Photo courtesy of afatefulhaven.com.

Photo courtesy of afatefulhaven.com.

It is an awe-inspiring view. Cold; but awe-inspiring.

Warming back up

We’d be remise if we didn’t mention, at this point, one of Canada’s national drinks.

Tim Horton’s, the Canadian version of Starbucks crossed with Dunkin’ Donuts, is exactly what we need to warm up. The Vanilla Cappuccino goes down a treat…as does the second.

Finally some warmth returns to our extremities, and it’s time to move on to our next activity.

In the mood for a bargain?

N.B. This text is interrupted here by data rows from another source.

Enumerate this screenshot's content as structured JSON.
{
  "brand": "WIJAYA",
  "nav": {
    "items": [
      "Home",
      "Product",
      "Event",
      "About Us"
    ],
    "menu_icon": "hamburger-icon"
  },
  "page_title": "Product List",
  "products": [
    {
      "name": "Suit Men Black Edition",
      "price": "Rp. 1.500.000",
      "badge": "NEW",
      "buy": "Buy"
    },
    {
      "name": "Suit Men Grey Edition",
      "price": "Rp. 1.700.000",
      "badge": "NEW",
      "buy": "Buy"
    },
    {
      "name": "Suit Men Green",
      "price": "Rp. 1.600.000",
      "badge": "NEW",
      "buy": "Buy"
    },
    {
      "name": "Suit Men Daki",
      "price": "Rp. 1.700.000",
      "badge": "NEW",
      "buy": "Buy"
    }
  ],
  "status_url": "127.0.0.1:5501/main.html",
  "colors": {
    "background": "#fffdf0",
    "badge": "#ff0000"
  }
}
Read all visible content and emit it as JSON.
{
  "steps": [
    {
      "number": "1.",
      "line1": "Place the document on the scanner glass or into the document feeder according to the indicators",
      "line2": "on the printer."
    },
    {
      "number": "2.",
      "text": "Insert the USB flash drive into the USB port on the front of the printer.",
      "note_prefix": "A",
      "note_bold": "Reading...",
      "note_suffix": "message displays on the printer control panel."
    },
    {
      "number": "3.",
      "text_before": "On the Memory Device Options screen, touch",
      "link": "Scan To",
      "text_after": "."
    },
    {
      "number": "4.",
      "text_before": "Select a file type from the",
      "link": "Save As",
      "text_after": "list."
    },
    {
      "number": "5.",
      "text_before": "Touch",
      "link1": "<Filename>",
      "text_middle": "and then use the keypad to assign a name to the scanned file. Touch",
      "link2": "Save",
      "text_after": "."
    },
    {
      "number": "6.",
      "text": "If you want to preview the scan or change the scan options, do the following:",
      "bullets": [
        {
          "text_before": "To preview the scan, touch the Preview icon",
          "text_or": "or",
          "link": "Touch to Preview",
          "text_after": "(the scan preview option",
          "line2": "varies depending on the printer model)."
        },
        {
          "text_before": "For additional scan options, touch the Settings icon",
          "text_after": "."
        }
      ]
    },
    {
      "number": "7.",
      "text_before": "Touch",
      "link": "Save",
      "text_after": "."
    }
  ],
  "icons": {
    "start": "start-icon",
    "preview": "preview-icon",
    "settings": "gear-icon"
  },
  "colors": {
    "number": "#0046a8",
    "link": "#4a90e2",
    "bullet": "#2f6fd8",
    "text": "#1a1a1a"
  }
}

The Canada One outlet stores near Niagara Falls are a must-visit if you’re looking to grab some bargains while you’re in Canada. We managed to pick up discounted Coach, Ralph Lauren Polo, Colorado, and Nike gear – so much that our poor little car complained the whole way back to Toronto.

It’s Cold in Canada, hey. Ice Wine, hey.

Christine drives us away from the commercialised, yet naturally compelling, Niagara Falls and promises a unique taste experience next.

We’re on the way to the Jackson-Triggs winery, in Niagara-on-the-Lake.

Canada is one of few nations in the world who can produce a type of wine known a ice-wine. The tradition originally comes from Germany, with whom Canada competes with for ice-wine supremacy. Of Canada’s annual production, most comes from Ontario, and the micro-climates of Niagara-on-the-Lake make this an ideal location to sample this unusual type of wine.

Photo by Graham, Licensed under CC.

Photo by Graham, Licensed under CC.

Invented by accident by those crazy Germans, the point is to leave the grapes on the vine through several frost-thaw cycles, and when pressing them, to aim for an optimal mix of thawed and semi-frozen grapes. Too cold, and you could break your winepress, as this NYTimes article describes.

Pressing the grapes while they are semi-frozen means that the water is crystallised and remains behind, leaving a concentrated cocktail of sugars to be put into the barrel.

Producing ice-wine is a risky business – there’s frost, disease, and calamity to contend with, but as the first golden drops is poured into our glass it becomes clear why this is a risk worth taking. The aroma is of caramel, vanilla, and apricots, and we debate whether there’s a hint of musk.

Better have another to check.